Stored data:
_ _ _ _
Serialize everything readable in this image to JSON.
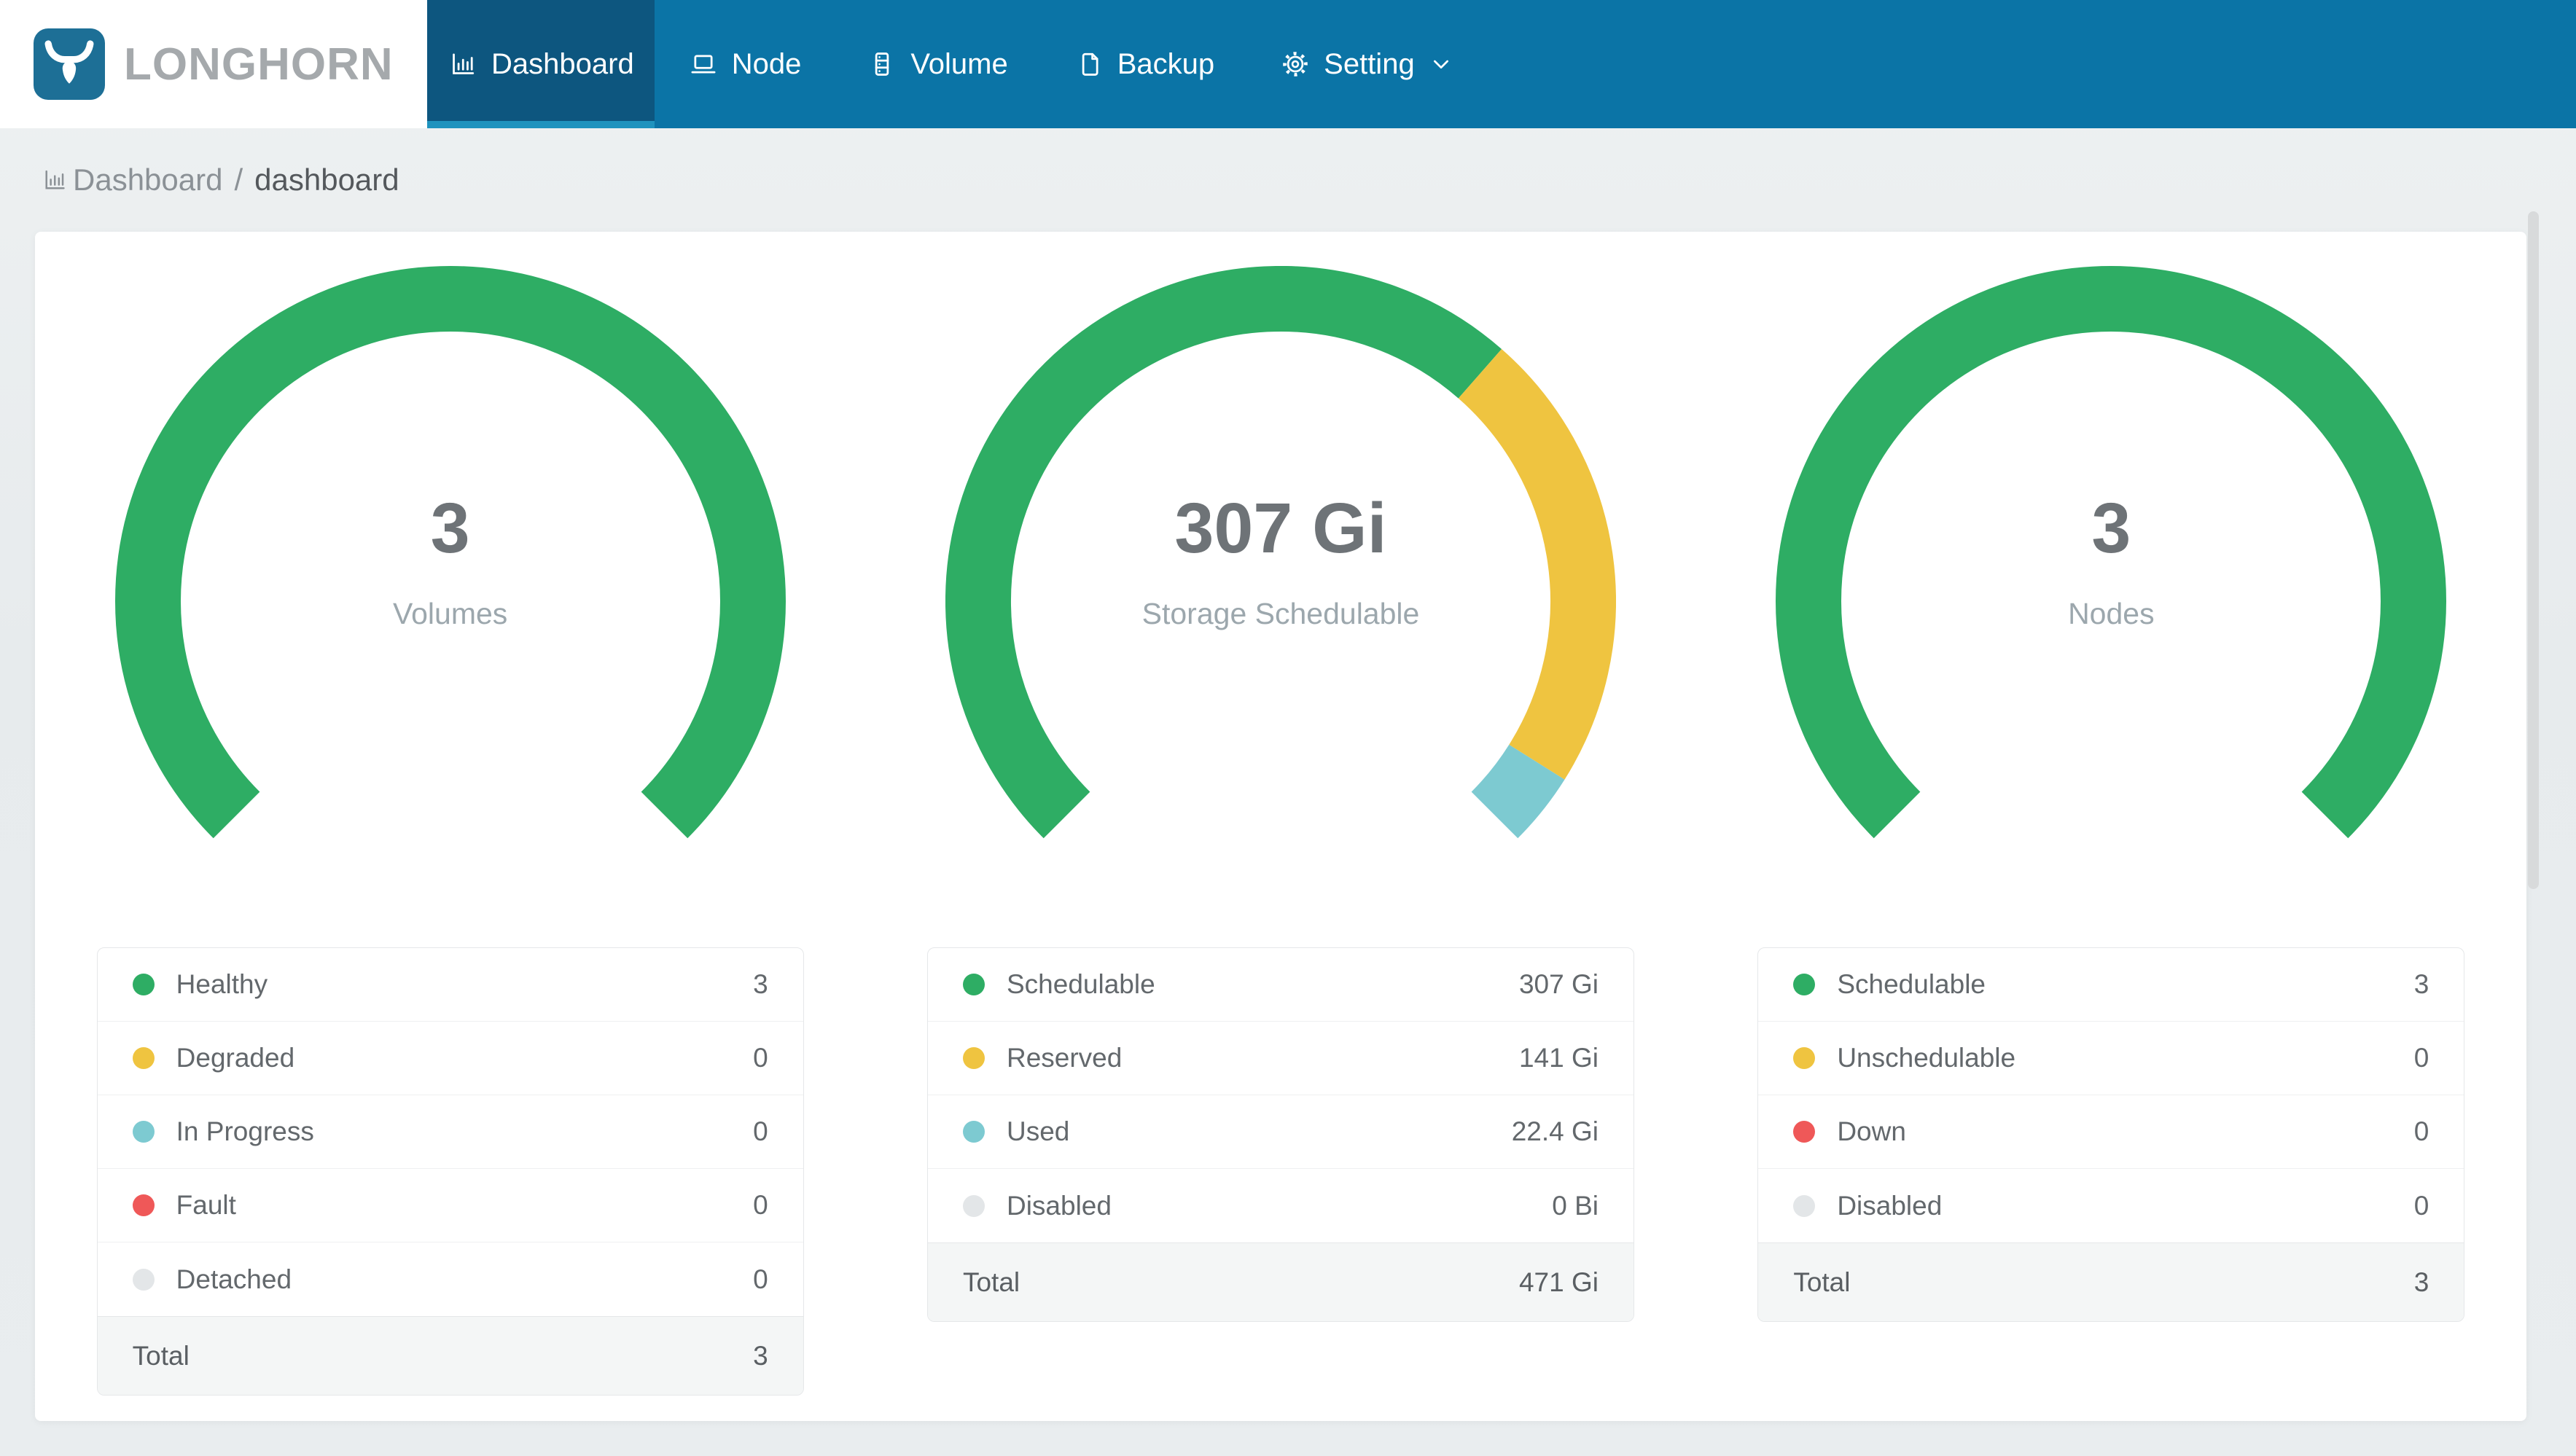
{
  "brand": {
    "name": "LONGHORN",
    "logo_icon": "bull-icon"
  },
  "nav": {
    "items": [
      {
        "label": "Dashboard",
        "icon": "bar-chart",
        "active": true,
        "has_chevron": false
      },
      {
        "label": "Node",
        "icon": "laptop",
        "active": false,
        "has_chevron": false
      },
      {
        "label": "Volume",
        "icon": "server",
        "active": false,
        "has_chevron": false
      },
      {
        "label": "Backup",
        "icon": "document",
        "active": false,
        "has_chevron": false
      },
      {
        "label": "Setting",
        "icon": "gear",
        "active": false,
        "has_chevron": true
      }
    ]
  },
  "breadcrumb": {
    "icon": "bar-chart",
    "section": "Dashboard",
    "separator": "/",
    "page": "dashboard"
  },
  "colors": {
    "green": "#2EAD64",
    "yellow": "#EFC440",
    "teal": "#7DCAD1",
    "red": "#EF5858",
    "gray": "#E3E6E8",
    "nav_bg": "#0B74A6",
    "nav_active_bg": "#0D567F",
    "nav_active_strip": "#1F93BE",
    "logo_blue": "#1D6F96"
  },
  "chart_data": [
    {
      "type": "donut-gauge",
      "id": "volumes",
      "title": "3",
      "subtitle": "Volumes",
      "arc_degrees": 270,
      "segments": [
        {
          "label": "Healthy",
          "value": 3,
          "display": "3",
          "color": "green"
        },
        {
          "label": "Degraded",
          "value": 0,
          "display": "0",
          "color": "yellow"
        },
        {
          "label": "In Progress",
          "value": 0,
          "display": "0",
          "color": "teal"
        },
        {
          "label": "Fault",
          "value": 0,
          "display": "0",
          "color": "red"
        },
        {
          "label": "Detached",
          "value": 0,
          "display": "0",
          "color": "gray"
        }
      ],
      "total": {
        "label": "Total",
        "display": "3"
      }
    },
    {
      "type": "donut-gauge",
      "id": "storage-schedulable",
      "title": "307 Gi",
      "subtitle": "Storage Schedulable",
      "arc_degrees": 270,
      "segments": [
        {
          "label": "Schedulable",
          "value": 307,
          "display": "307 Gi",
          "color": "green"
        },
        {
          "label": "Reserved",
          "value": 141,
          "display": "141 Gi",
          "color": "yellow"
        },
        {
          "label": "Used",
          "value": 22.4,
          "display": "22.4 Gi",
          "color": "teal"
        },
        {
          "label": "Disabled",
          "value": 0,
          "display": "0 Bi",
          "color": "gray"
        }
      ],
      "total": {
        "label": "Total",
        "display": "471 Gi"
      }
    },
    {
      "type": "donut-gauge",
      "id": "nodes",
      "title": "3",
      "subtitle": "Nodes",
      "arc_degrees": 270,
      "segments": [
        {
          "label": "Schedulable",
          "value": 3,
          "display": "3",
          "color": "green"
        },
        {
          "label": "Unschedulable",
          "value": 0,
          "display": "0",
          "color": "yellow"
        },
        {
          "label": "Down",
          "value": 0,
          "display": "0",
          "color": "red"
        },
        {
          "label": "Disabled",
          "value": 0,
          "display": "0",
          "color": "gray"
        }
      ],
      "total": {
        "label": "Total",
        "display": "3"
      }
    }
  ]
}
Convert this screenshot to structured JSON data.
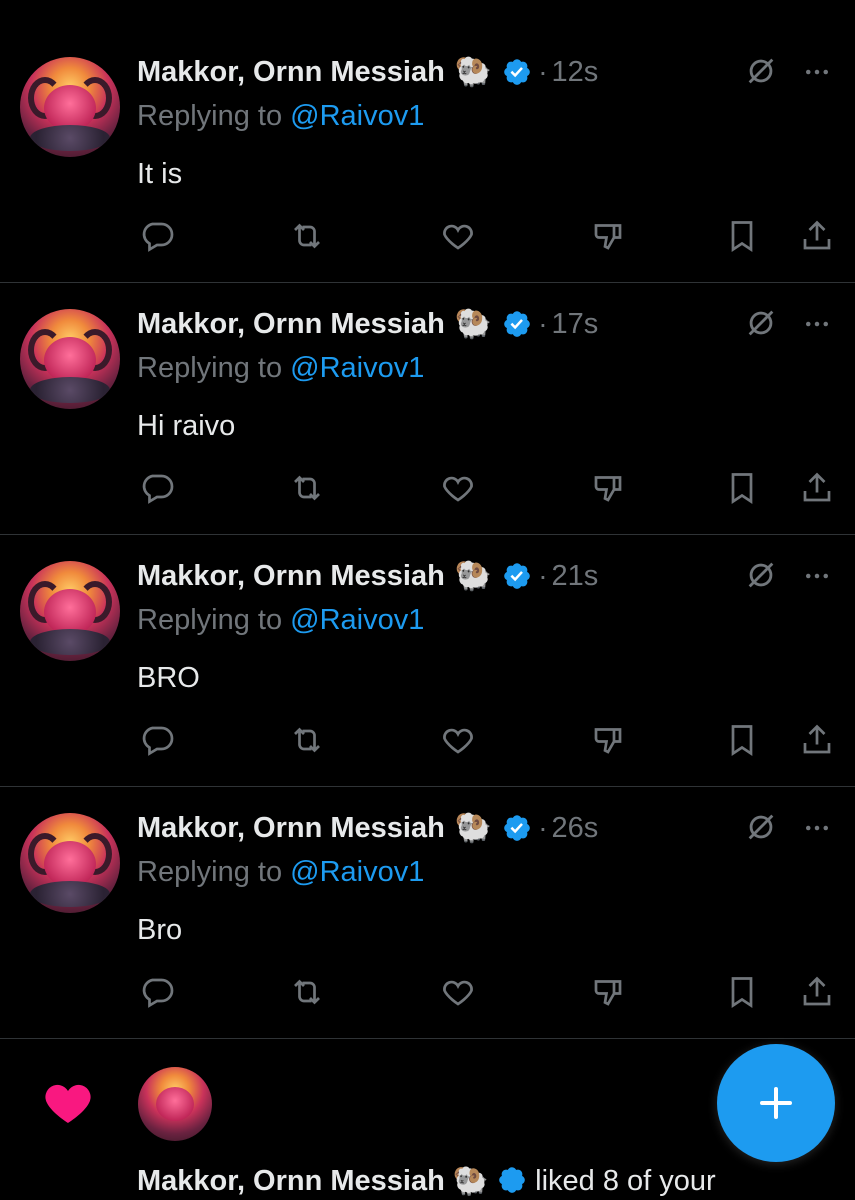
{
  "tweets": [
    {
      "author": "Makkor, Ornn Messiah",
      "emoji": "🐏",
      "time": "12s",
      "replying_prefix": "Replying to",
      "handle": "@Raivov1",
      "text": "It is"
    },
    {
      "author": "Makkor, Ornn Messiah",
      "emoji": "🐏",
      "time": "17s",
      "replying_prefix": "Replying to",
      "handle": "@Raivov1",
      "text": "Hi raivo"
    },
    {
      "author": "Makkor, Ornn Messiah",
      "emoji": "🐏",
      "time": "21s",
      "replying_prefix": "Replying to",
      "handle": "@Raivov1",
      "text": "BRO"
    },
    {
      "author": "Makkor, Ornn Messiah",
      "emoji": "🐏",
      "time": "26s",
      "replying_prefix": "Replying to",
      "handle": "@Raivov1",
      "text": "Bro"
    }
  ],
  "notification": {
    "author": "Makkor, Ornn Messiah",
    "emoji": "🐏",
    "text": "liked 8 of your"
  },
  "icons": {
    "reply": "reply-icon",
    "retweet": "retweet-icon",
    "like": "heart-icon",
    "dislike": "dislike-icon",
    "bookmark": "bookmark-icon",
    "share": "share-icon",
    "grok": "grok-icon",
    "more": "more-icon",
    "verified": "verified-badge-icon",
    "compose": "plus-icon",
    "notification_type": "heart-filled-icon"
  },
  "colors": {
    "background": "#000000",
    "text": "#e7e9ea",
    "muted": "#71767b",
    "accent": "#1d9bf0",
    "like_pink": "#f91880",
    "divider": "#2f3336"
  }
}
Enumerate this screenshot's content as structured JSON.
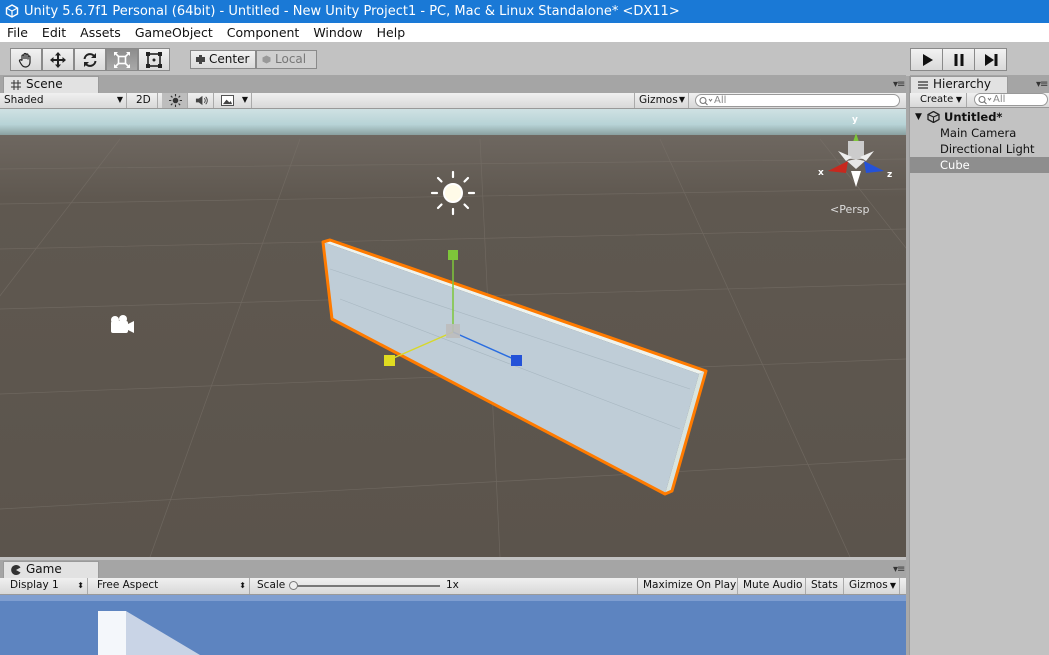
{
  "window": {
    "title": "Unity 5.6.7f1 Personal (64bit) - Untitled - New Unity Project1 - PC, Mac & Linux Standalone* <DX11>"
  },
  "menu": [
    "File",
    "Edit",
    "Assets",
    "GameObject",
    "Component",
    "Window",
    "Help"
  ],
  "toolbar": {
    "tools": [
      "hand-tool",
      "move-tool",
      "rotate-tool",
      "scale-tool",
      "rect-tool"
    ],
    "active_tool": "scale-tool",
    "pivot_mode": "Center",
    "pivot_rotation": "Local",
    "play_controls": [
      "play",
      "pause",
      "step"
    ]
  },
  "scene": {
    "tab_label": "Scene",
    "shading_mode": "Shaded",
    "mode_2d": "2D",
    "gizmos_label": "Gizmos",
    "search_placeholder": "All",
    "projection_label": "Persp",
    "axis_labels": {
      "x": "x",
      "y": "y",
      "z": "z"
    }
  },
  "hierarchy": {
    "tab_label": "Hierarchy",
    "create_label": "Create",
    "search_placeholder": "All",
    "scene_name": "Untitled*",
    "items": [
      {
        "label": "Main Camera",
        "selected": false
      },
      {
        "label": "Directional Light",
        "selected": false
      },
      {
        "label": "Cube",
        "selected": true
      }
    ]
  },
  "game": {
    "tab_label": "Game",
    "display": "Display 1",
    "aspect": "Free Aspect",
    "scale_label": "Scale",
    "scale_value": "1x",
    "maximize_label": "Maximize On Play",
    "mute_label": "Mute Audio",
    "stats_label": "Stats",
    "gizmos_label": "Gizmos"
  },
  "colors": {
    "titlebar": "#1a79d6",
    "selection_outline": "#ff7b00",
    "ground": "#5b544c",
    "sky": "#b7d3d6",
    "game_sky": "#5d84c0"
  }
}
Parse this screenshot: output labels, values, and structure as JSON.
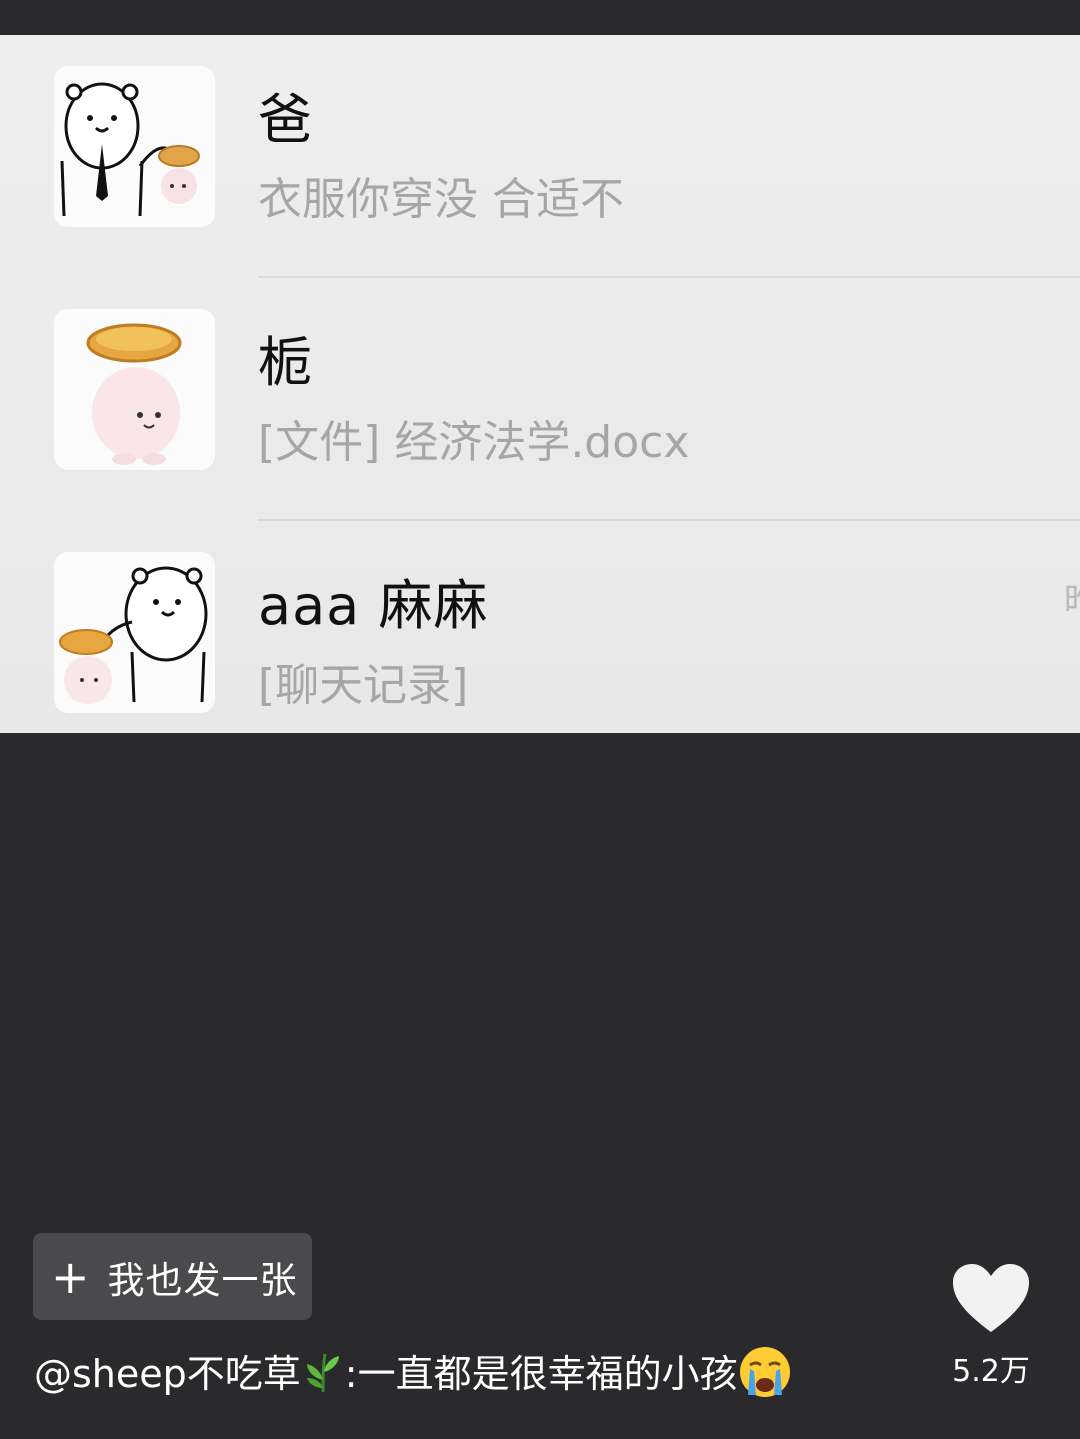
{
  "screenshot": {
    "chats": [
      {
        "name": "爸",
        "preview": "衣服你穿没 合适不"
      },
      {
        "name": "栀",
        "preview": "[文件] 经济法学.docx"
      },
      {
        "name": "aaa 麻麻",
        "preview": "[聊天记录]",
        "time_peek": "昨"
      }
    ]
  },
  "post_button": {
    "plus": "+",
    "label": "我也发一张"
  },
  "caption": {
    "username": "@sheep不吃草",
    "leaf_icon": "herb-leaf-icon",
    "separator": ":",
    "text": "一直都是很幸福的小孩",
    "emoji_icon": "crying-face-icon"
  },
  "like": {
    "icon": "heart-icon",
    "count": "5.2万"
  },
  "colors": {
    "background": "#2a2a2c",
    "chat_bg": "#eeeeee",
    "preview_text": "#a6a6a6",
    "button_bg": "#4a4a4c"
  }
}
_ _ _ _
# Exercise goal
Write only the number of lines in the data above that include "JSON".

# Output
4